§ Problem requirements:
The expected answer is the full listing, repeated exactly and free of images.

§ Information given:

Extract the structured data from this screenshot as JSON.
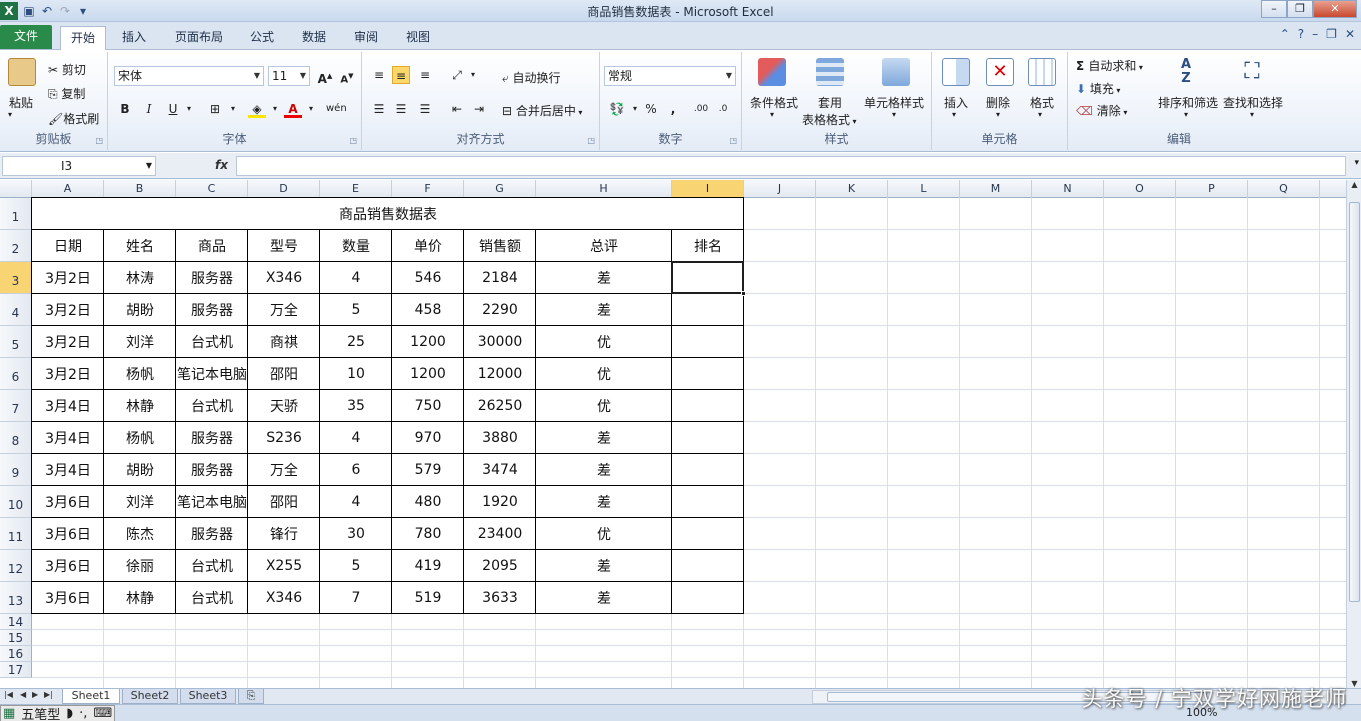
{
  "window": {
    "title": "商品销售数据表 - Microsoft Excel"
  },
  "tabs": [
    "文件",
    "开始",
    "插入",
    "页面布局",
    "公式",
    "数据",
    "审阅",
    "视图"
  ],
  "ribbon": {
    "clipboard": {
      "label": "剪贴板",
      "paste": "粘贴",
      "cut": "剪切",
      "copy": "复制",
      "format_painter": "格式刷"
    },
    "font": {
      "label": "字体",
      "name": "宋体",
      "size": "11"
    },
    "alignment": {
      "label": "对齐方式",
      "wrap": "自动换行",
      "merge": "合并后居中"
    },
    "number": {
      "label": "数字",
      "format": "常规"
    },
    "styles": {
      "label": "样式",
      "cond": "条件格式",
      "table1": "套用",
      "table2": "表格格式",
      "cellstyle": "单元格样式"
    },
    "cells": {
      "label": "单元格",
      "insert": "插入",
      "delete": "删除",
      "format": "格式"
    },
    "editing": {
      "label": "编辑",
      "autosum": "自动求和",
      "fill": "填充",
      "clear": "清除",
      "sort": "排序和筛选",
      "find": "查找和选择"
    }
  },
  "formula_bar": {
    "name_box": "I3",
    "fx": "fx",
    "value": ""
  },
  "sheet": {
    "columns": [
      "A",
      "B",
      "C",
      "D",
      "E",
      "F",
      "G",
      "H",
      "I",
      "J",
      "K",
      "L",
      "M",
      "N",
      "O",
      "P",
      "Q"
    ],
    "selected_column": "I",
    "selected_row": 3,
    "title": "商品销售数据表",
    "headers": [
      "日期",
      "姓名",
      "商品",
      "型号",
      "数量",
      "单价",
      "销售额",
      "总评",
      "排名"
    ],
    "rows": [
      [
        "3月2日",
        "林涛",
        "服务器",
        "X346",
        "4",
        "546",
        "2184",
        "差",
        ""
      ],
      [
        "3月2日",
        "胡盼",
        "服务器",
        "万全",
        "5",
        "458",
        "2290",
        "差",
        ""
      ],
      [
        "3月2日",
        "刘洋",
        "台式机",
        "商祺",
        "25",
        "1200",
        "30000",
        "优",
        ""
      ],
      [
        "3月2日",
        "杨帆",
        "笔记本电脑",
        "邵阳",
        "10",
        "1200",
        "12000",
        "优",
        ""
      ],
      [
        "3月4日",
        "林静",
        "台式机",
        "天骄",
        "35",
        "750",
        "26250",
        "优",
        ""
      ],
      [
        "3月4日",
        "杨帆",
        "服务器",
        "S236",
        "4",
        "970",
        "3880",
        "差",
        ""
      ],
      [
        "3月4日",
        "胡盼",
        "服务器",
        "万全",
        "6",
        "579",
        "3474",
        "差",
        ""
      ],
      [
        "3月6日",
        "刘洋",
        "笔记本电脑",
        "邵阳",
        "4",
        "480",
        "1920",
        "差",
        ""
      ],
      [
        "3月6日",
        "陈杰",
        "服务器",
        "锋行",
        "30",
        "780",
        "23400",
        "优",
        ""
      ],
      [
        "3月6日",
        "徐丽",
        "台式机",
        "X255",
        "5",
        "419",
        "2095",
        "差",
        ""
      ],
      [
        "3月6日",
        "林静",
        "台式机",
        "X346",
        "7",
        "519",
        "3633",
        "差",
        ""
      ]
    ],
    "row_numbers": [
      "1",
      "2",
      "3",
      "4",
      "5",
      "6",
      "7",
      "8",
      "9",
      "10",
      "11",
      "12",
      "13",
      "14",
      "15",
      "16",
      "17"
    ]
  },
  "sheet_tabs": [
    "Sheet1",
    "Sheet2",
    "Sheet3"
  ],
  "status": {
    "ime": "五笔型",
    "zoom": "100%"
  },
  "watermark": "头条号 / 宁双学好网施老师"
}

§ Expected output:
Extract the structured data from this screenshot as JSON.
{
  "window": {
    "title": "商品销售数据表 - Microsoft Excel"
  },
  "tabs": [
    "文件",
    "开始",
    "插入",
    "页面布局",
    "公式",
    "数据",
    "审阅",
    "视图"
  ],
  "ribbon": {
    "clipboard": {
      "label": "剪贴板",
      "paste": "粘贴",
      "cut": "剪切",
      "copy": "复制",
      "format_painter": "格式刷"
    },
    "font": {
      "label": "字体",
      "name": "宋体",
      "size": "11"
    },
    "alignment": {
      "label": "对齐方式",
      "wrap": "自动换行",
      "merge": "合并后居中"
    },
    "number": {
      "label": "数字",
      "format": "常规"
    },
    "styles": {
      "label": "样式",
      "cond": "条件格式",
      "table1": "套用",
      "table2": "表格格式",
      "cellstyle": "单元格样式"
    },
    "cells": {
      "label": "单元格",
      "insert": "插入",
      "delete": "删除",
      "format": "格式"
    },
    "editing": {
      "label": "编辑",
      "autosum": "自动求和",
      "fill": "填充",
      "clear": "清除",
      "sort": "排序和筛选",
      "find": "查找和选择"
    }
  },
  "formula_bar": {
    "name_box": "I3",
    "fx": "fx",
    "value": ""
  },
  "sheet": {
    "columns": [
      "A",
      "B",
      "C",
      "D",
      "E",
      "F",
      "G",
      "H",
      "I",
      "J",
      "K",
      "L",
      "M",
      "N",
      "O",
      "P",
      "Q"
    ],
    "selected_column": "I",
    "selected_row": 3,
    "title": "商品销售数据表",
    "headers": [
      "日期",
      "姓名",
      "商品",
      "型号",
      "数量",
      "单价",
      "销售额",
      "总评",
      "排名"
    ],
    "rows": [
      [
        "3月2日",
        "林涛",
        "服务器",
        "X346",
        "4",
        "546",
        "2184",
        "差",
        ""
      ],
      [
        "3月2日",
        "胡盼",
        "服务器",
        "万全",
        "5",
        "458",
        "2290",
        "差",
        ""
      ],
      [
        "3月2日",
        "刘洋",
        "台式机",
        "商祺",
        "25",
        "1200",
        "30000",
        "优",
        ""
      ],
      [
        "3月2日",
        "杨帆",
        "笔记本电脑",
        "邵阳",
        "10",
        "1200",
        "12000",
        "优",
        ""
      ],
      [
        "3月4日",
        "林静",
        "台式机",
        "天骄",
        "35",
        "750",
        "26250",
        "优",
        ""
      ],
      [
        "3月4日",
        "杨帆",
        "服务器",
        "S236",
        "4",
        "970",
        "3880",
        "差",
        ""
      ],
      [
        "3月4日",
        "胡盼",
        "服务器",
        "万全",
        "6",
        "579",
        "3474",
        "差",
        ""
      ],
      [
        "3月6日",
        "刘洋",
        "笔记本电脑",
        "邵阳",
        "4",
        "480",
        "1920",
        "差",
        ""
      ],
      [
        "3月6日",
        "陈杰",
        "服务器",
        "锋行",
        "30",
        "780",
        "23400",
        "优",
        ""
      ],
      [
        "3月6日",
        "徐丽",
        "台式机",
        "X255",
        "5",
        "419",
        "2095",
        "差",
        ""
      ],
      [
        "3月6日",
        "林静",
        "台式机",
        "X346",
        "7",
        "519",
        "3633",
        "差",
        ""
      ]
    ],
    "row_numbers": [
      "1",
      "2",
      "3",
      "4",
      "5",
      "6",
      "7",
      "8",
      "9",
      "10",
      "11",
      "12",
      "13",
      "14",
      "15",
      "16",
      "17"
    ]
  },
  "sheet_tabs": [
    "Sheet1",
    "Sheet2",
    "Sheet3"
  ],
  "status": {
    "ime": "五笔型",
    "zoom": "100%"
  },
  "watermark": "头条号 / 宁双学好网施老师"
}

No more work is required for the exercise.